Task to complete
The response must contain every line from the records below that has "Mirada".

Stored data:
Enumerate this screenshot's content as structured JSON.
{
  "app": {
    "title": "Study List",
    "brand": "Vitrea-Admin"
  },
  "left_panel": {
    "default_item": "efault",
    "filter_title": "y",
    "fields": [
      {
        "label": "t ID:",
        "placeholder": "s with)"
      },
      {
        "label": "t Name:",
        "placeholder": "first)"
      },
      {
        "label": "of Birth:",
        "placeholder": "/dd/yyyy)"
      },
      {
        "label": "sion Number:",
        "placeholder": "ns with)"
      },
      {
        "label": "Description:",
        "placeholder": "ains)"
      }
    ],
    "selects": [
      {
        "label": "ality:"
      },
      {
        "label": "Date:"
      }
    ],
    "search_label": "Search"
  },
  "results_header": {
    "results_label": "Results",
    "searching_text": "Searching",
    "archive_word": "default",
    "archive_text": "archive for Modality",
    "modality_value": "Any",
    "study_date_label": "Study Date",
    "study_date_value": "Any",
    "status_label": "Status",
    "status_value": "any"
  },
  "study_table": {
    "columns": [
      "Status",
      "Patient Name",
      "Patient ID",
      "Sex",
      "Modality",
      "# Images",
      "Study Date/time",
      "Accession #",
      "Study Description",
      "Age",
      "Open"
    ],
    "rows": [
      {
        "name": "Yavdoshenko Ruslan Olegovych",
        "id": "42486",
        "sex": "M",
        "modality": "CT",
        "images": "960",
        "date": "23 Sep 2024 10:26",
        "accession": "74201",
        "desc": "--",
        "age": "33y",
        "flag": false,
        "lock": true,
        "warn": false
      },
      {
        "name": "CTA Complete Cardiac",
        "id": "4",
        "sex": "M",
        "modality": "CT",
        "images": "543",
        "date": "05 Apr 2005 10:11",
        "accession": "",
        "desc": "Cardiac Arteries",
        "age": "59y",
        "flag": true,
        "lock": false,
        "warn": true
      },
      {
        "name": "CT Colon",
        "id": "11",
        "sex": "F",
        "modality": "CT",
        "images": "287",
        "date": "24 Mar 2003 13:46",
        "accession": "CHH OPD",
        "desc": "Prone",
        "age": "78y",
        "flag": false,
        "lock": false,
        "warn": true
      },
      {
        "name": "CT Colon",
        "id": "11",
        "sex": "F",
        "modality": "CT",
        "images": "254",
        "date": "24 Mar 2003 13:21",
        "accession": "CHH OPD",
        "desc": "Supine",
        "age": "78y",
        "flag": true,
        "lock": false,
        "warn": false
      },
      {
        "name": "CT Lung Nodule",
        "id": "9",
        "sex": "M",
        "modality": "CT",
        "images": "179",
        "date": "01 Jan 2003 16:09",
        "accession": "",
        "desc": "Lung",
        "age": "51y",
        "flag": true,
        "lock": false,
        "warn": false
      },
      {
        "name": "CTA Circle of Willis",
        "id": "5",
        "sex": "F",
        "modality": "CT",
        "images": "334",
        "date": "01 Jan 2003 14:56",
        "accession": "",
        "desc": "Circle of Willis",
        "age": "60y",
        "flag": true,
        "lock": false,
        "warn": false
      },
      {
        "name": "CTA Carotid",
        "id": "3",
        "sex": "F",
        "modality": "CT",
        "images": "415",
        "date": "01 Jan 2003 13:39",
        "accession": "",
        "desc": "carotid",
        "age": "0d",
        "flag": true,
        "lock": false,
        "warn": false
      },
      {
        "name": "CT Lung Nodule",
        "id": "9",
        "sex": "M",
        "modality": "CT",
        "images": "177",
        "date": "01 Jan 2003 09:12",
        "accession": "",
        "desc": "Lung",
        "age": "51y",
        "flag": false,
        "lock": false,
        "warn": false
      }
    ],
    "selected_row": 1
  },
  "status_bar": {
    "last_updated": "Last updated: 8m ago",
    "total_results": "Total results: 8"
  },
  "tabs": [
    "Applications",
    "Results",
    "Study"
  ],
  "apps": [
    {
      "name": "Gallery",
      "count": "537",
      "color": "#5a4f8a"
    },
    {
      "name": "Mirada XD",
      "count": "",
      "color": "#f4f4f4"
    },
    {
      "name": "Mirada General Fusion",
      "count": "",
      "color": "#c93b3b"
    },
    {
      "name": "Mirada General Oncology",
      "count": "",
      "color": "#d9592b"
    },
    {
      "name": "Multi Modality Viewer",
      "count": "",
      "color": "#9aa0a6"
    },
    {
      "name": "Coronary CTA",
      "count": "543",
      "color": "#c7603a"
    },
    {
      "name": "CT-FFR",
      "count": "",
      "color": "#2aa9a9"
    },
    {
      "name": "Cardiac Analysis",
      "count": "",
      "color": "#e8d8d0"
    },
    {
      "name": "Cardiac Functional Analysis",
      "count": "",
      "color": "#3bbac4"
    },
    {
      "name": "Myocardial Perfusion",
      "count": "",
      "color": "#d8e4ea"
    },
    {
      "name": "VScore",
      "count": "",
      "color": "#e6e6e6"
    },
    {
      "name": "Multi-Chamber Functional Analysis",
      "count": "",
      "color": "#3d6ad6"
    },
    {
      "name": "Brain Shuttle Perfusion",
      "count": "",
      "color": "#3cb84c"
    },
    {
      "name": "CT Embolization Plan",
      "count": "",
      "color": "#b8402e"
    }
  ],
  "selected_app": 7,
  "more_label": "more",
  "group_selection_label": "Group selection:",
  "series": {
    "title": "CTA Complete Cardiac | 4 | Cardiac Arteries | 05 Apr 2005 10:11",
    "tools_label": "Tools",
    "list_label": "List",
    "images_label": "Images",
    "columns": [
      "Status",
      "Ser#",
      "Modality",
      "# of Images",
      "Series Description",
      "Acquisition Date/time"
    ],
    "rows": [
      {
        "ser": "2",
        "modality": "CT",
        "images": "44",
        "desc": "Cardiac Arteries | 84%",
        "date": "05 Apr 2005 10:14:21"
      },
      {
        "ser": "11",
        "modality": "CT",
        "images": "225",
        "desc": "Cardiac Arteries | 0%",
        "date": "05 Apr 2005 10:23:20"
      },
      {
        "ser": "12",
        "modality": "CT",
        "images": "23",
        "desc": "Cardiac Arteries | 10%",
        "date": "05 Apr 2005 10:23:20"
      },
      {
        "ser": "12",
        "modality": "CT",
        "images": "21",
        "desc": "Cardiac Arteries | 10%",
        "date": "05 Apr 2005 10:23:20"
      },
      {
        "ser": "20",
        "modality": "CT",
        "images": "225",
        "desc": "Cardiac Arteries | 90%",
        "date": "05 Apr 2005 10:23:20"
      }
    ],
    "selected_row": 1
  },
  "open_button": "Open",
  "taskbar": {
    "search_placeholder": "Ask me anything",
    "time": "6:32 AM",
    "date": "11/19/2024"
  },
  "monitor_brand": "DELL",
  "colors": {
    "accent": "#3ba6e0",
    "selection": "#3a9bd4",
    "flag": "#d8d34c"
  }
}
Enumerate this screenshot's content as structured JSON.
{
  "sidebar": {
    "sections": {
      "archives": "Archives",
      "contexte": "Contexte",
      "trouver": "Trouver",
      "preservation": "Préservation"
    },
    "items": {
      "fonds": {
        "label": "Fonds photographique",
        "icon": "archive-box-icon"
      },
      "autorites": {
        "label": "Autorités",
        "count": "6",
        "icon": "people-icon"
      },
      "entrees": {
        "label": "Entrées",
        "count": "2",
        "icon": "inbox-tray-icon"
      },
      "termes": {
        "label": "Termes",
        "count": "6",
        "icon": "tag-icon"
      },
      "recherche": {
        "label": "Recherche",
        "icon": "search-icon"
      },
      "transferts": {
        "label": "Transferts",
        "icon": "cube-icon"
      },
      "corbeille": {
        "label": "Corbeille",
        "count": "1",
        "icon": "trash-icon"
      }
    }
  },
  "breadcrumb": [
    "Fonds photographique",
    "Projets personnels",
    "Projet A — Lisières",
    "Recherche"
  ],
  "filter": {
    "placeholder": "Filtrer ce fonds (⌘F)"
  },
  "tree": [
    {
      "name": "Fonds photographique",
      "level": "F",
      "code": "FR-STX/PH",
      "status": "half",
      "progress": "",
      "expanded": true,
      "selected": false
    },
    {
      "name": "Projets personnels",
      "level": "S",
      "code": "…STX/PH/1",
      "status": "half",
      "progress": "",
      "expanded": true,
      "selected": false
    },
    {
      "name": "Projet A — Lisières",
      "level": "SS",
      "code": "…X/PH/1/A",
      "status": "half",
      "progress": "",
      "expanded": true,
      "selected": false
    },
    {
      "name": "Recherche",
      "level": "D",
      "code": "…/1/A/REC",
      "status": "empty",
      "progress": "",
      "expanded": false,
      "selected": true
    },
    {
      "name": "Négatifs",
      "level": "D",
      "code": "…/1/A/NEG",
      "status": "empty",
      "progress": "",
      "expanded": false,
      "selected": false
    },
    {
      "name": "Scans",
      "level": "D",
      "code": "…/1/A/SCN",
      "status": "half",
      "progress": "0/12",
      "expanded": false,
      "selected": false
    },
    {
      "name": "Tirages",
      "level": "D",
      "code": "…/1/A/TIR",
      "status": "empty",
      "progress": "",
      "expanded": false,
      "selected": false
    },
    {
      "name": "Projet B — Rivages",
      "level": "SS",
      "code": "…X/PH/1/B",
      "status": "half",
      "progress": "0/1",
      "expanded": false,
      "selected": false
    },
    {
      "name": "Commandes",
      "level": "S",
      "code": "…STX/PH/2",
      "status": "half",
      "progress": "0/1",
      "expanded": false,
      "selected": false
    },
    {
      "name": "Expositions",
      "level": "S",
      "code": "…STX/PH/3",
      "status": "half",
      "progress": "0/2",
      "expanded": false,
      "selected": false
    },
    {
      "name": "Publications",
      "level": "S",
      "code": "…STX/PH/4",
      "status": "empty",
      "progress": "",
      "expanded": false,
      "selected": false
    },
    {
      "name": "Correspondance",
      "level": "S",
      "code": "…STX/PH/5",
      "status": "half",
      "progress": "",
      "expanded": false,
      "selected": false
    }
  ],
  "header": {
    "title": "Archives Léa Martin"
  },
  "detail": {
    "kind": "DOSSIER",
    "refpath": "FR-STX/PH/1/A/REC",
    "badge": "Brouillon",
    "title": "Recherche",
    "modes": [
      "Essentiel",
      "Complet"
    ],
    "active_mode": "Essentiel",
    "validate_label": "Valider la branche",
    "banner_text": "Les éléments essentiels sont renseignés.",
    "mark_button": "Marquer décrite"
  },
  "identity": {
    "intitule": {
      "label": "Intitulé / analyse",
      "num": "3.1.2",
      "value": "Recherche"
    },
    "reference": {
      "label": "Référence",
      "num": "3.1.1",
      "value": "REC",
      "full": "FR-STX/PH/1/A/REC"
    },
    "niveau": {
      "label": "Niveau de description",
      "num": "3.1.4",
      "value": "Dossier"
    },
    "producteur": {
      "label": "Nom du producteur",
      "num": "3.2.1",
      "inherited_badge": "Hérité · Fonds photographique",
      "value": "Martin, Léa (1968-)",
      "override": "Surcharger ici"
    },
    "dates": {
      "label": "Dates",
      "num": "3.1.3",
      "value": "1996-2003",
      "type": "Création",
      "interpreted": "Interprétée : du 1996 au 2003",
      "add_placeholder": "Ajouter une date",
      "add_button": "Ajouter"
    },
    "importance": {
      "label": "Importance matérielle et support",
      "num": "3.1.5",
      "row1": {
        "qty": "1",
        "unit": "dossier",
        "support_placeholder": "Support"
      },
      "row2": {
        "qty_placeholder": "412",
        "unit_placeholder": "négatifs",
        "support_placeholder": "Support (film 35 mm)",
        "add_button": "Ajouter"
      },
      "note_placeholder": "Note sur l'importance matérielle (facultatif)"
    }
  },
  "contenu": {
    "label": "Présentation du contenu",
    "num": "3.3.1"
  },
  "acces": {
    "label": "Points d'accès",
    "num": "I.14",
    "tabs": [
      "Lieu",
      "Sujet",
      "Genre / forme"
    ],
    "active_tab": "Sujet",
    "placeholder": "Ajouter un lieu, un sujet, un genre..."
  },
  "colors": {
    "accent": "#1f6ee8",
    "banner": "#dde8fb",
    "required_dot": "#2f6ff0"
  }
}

Your solution
      "name": "Mirada XD",
      "name": "Mirada General Fusion",
      "name": "Mirada General Oncology",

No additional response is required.